Mr Cusker died at the Glasgow Royal Infirmary where he had been receiving treatment after the incident.
It’s with great sadness that we can confirm that a tenth person has died following the incident at the Clutha Vaults bar on Nov 29. 1/2
Joe Cusker (59) of Cambuslang died today within Glasgow Royal Infirmary, where he has been receiving treatment since the incident. 2/2
The health regulator, The Care Quality Commission, said the next round of inspections will focus on GP out-of-hours services.
The commission said these are "likely to put patents at a higher risk of receiving poor care than from other general practice services."
The health regulator has uncovered a catalogue of failings at some GP practices with medicines stored in a way that puts children and patients at risk of infection and rooms so dirty they had maggots.
Downing Street declined to comment on the judge's remarks in the trial of two former aides to Nigella Lawson and Charles Saatchi.
Mr Cameron's official spokesman told a regular Westminster media briefing: "I certainly don't have a comment on that."
Asked if the Prime Minister was considering making an apology to the judge for the waste of court time, the spokesman said: "I don't plan to be commenting."
A tenth person has died following the helicopter crash at the Clutha bar in Glasgow on November 29, Police Scotland said.
Here are some of the key findings of a major survey by the Care Quality Commission of women's experiences of maternity services:
- A quarter said they were left alone at a time that worried them during labour and birth (up from 22 percent in 2010)
- Almost one in five said their concerns were not taken seriously
- 77 percent felt they were always involved in decisions about their care (up from 74 percent in 2010)
- 71 percent were able to move around and find a position that made them most comfortable during labour and birth
- 78 percent said they definitely had confidence and trust in the staff caring for them during labour and birth (up from 73 percent in 2010)

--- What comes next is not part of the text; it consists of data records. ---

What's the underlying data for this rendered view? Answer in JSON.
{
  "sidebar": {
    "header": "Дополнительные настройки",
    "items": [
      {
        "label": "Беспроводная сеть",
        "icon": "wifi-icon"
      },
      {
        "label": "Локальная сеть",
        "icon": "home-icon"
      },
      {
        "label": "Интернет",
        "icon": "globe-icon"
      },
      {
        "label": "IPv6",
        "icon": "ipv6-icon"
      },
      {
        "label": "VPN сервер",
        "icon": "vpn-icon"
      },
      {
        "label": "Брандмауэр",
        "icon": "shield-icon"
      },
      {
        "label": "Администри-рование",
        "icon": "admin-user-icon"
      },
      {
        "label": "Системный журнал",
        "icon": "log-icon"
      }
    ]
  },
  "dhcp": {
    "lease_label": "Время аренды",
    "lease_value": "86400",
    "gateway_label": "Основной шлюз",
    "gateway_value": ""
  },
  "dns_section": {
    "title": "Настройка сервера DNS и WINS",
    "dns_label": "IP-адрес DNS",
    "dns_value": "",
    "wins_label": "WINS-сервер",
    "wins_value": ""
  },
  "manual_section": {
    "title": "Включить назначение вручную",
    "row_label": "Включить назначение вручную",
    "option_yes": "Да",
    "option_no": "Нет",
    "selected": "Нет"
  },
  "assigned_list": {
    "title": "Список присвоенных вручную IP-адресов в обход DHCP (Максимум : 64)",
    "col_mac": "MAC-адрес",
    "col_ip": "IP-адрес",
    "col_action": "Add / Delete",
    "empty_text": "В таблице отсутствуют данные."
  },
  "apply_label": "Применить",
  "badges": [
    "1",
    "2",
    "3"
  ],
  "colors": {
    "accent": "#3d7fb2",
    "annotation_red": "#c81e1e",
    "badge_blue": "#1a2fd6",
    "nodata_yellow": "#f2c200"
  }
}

The man accused of faking sign language interpretation while standing alongside world leaders at Nelson Mandela's memorial service has said he was suffering from hallucinations at the time.
Thamsanqa Jantjie said he has schizophrenia and has been violent in the past.
He said he saw "angels" entering the stadium and realised there was a problem, saying, "Sometimes I will see things that chase me. I was in a very, very difficult position."
Mr Jantjie apologised if he had offended anyone, adding, "What I was doing was my calling ,I was doing what I believe makes a difference in the country."
Word has finally reached the crowd in Pretoria that they will not see the hearse carrying Nelson Mandela drive through this evening.
The crowd is now dispersing. The police are dismantling and telling them to line the streets tomorrow morning.
The air ambulance service for Hampshire and Isle of Wight has now been cleared to fly.
A spokesman for the Scottish Ambulance Service said that alternative services would be found to ensure that there was adequate cover for the grounded aircraft:
– Scottish Ambulance Service spokesman
Until the matter is resolved, the Scottish Ambulance Service is operating normal contingency measures whereby any patient that requires transfer by air will be taken by Coastguard and military helicopters, Scotland's Charity Air Ambulance helicopter or SAS fixed-wing aircraft.